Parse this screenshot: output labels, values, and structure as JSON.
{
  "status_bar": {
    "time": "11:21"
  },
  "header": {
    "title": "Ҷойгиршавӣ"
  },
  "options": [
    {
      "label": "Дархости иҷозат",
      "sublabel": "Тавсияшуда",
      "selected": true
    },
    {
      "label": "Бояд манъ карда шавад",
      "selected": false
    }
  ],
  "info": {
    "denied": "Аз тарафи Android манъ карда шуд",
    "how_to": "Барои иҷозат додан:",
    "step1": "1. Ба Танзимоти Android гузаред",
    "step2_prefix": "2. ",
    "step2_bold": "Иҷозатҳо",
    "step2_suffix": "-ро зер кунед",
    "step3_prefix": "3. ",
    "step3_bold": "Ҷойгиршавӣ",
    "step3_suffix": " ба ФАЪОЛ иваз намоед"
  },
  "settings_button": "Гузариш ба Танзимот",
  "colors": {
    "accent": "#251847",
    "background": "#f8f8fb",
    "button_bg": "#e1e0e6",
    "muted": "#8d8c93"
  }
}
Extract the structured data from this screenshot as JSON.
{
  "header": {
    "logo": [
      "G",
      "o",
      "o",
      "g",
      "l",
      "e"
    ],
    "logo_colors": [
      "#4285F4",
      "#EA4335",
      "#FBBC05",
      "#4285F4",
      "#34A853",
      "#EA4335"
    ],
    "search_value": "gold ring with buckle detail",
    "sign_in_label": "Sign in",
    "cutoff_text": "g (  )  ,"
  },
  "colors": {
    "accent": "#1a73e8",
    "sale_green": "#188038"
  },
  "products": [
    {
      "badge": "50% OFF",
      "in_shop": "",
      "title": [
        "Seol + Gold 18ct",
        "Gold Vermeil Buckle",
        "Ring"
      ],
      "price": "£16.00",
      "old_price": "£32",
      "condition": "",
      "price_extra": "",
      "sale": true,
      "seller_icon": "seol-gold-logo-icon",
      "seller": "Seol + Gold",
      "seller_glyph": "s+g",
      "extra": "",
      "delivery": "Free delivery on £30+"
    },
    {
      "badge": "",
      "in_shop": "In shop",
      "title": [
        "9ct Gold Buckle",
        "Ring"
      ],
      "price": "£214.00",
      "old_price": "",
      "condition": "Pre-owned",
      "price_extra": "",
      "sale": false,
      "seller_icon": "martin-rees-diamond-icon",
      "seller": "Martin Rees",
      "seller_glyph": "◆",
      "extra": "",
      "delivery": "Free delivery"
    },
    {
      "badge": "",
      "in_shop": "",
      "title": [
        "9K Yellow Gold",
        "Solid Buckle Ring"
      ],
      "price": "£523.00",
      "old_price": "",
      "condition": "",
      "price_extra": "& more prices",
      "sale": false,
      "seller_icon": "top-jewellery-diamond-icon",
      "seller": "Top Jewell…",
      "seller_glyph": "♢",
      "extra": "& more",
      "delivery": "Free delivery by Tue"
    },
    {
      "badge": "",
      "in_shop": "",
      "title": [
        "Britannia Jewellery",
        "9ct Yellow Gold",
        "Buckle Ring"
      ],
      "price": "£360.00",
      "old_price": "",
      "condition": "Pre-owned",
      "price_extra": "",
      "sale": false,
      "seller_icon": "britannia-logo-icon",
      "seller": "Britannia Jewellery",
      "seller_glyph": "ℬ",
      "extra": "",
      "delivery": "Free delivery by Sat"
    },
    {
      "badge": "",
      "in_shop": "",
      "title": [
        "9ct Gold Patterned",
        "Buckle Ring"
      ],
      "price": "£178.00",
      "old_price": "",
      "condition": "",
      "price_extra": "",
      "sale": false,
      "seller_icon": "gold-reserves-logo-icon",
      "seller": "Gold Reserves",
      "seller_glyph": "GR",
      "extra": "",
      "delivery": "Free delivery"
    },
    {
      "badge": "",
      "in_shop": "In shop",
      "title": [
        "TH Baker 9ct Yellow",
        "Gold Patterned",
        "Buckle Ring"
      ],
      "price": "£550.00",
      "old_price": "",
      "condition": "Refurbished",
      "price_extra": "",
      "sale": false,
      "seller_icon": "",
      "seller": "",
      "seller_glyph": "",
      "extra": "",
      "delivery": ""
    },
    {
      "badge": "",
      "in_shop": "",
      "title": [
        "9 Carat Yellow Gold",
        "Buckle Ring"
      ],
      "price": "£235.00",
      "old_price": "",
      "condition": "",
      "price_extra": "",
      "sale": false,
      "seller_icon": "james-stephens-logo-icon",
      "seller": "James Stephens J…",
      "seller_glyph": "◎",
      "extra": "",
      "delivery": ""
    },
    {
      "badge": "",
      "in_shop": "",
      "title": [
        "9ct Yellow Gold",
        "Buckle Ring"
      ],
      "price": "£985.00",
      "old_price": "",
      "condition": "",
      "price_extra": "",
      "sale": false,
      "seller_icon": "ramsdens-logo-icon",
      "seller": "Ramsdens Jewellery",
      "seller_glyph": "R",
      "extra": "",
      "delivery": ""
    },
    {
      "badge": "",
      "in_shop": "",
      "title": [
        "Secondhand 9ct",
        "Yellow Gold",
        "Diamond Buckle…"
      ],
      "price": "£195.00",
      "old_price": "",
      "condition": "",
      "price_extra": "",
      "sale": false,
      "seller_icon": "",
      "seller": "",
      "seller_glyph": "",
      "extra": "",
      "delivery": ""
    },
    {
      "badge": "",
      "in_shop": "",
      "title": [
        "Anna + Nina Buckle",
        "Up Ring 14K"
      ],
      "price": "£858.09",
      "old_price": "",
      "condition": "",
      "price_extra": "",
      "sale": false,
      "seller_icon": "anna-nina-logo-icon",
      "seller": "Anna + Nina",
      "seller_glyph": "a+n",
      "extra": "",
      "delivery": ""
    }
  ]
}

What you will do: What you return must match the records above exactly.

Solution below:
Parse this screenshot: output labels, values, and structure as JSON.
{
  "status_bar": {
    "time": "11:21"
  },
  "header": {
    "title": "Ҷойгиршавӣ"
  },
  "options": [
    {
      "label": "Дархости иҷозат",
      "sublabel": "Тавсияшуда",
      "selected": true
    },
    {
      "label": "Бояд манъ карда шавад",
      "selected": false
    }
  ],
  "info": {
    "denied": "Аз тарафи Android манъ карда шуд",
    "how_to": "Барои иҷозат додан:",
    "step1": "1. Ба Танзимоти Android гузаред",
    "step2_prefix": "2. ",
    "step2_bold": "Иҷозатҳо",
    "step2_suffix": "-ро зер кунед",
    "step3_prefix": "3. ",
    "step3_bold": "Ҷойгиршавӣ",
    "step3_suffix": " ба ФАЪОЛ иваз намоед"
  },
  "settings_button": "Гузариш ба Танзимот",
  "colors": {
    "accent": "#251847",
    "background": "#f8f8fb",
    "button_bg": "#e1e0e6",
    "muted": "#8d8c93"
  }
}
Extract the structured data from this screenshot as JSON.
{
  "header": {
    "logo": [
      "G",
      "o",
      "o",
      "g",
      "l",
      "e"
    ],
    "logo_colors": [
      "#4285F4",
      "#EA4335",
      "#FBBC05",
      "#4285F4",
      "#34A853",
      "#EA4335"
    ],
    "search_value": "gold ring with buckle detail",
    "sign_in_label": "Sign in",
    "cutoff_text": "g (  )  ,"
  },
  "colors": {
    "accent": "#1a73e8",
    "sale_green": "#188038"
  },
  "products": [
    {
      "badge": "50% OFF",
      "in_shop": "",
      "title": [
        "Seol + Gold 18ct",
        "Gold Vermeil Buckle",
        "Ring"
      ],
      "price": "£16.00",
      "old_price": "£32",
      "condition": "",
      "price_extra": "",
      "sale": true,
      "seller_icon": "seol-gold-logo-icon",
      "seller": "Seol + Gold",
      "seller_glyph": "s+g",
      "extra": "",
      "delivery": "Free delivery on £30+"
    },
    {
      "badge": "",
      "in_shop": "In shop",
      "title": [
        "9ct Gold Buckle",
        "Ring"
      ],
      "price": "£214.00",
      "old_price": "",
      "condition": "Pre-owned",
      "price_extra": "",
      "sale": false,
      "seller_icon": "martin-rees-diamond-icon",
      "seller": "Martin Rees",
      "seller_glyph": "◆",
      "extra": "",
      "delivery": "Free delivery"
    },
    {
      "badge": "",
      "in_shop": "",
      "title": [
        "9K Yellow Gold",
        "Solid Buckle Ring"
      ],
      "price": "£523.00",
      "old_price": "",
      "condition": "",
      "price_extra": "& more prices",
      "sale": false,
      "seller_icon": "top-jewellery-diamond-icon",
      "seller": "Top Jewell…",
      "seller_glyph": "♢",
      "extra": "& more",
      "delivery": "Free delivery by Tue"
    },
    {
      "badge": "",
      "in_shop": "",
      "title": [
        "Britannia Jewellery",
        "9ct Yellow Gold",
        "Buckle Ring"
      ],
      "price": "£360.00",
      "old_price": "",
      "condition": "Pre-owned",
      "price_extra": "",
      "sale": false,
      "seller_icon": "britannia-logo-icon",
      "seller": "Britannia Jewellery",
      "seller_glyph": "ℬ",
      "extra": "",
      "delivery": "Free delivery by Sat"
    },
    {
      "badge": "",
      "in_shop": "",
      "title": [
        "9ct Gold Patterned",
        "Buckle Ring"
      ],
      "price": "£178.00",
      "old_price": "",
      "condition": "",
      "price_extra": "",
      "sale": false,
      "seller_icon": "gold-reserves-logo-icon",
      "seller": "Gold Reserves",
      "seller_glyph": "GR",
      "extra": "",
      "delivery": "Free delivery"
    },
    {
      "badge": "",
      "in_shop": "In shop",
      "title": [
        "TH Baker 9ct Yellow",
        "Gold Patterned",
        "Buckle Ring"
      ],
      "price": "£550.00",
      "old_price": "",
      "condition": "Refurbished",
      "price_extra": "",
      "sale": false,
      "seller_icon": "",
      "seller": "",
      "seller_glyph": "",
      "extra": "",
      "delivery": ""
    },
    {
      "badge": "",
      "in_shop": "",
      "title": [
        "9 Carat Yellow Gold",
        "Buckle Ring"
      ],
      "price": "£235.00",
      "old_price": "",
      "condition": "",
      "price_extra": "",
      "sale": false,
      "seller_icon": "james-stephens-logo-icon",
      "seller": "James Stephens J…",
      "seller_glyph": "◎",
      "extra": "",
      "delivery": ""
    },
    {
      "badge": "",
      "in_shop": "",
      "title": [
        "9ct Yellow Gold",
        "Buckle Ring"
      ],
      "price": "£985.00",
      "old_price": "",
      "condition": "",
      "price_extra": "",
      "sale": false,
      "seller_icon": "ramsdens-logo-icon",
      "seller": "Ramsdens Jewellery",
      "seller_glyph": "R",
      "extra": "",
      "delivery": ""
    },
    {
      "badge": "",
      "in_shop": "",
      "title": [
        "Secondhand 9ct",
        "Yellow Gold",
        "Diamond Buckle…"
      ],
      "price": "£195.00",
      "old_price": "",
      "condition": "",
      "price_extra": "",
      "sale": false,
      "seller_icon": "",
      "seller": "",
      "seller_glyph": "",
      "extra": "",
      "delivery": ""
    },
    {
      "badge": "",
      "in_shop": "",
      "title": [
        "Anna + Nina Buckle",
        "Up Ring 14K"
      ],
      "price": "£858.09",
      "old_price": "",
      "condition": "",
      "price_extra": "",
      "sale": false,
      "seller_icon": "anna-nina-logo-icon",
      "seller": "Anna + Nina",
      "seller_glyph": "a+n",
      "extra": "",
      "delivery": ""
    }
  ]
}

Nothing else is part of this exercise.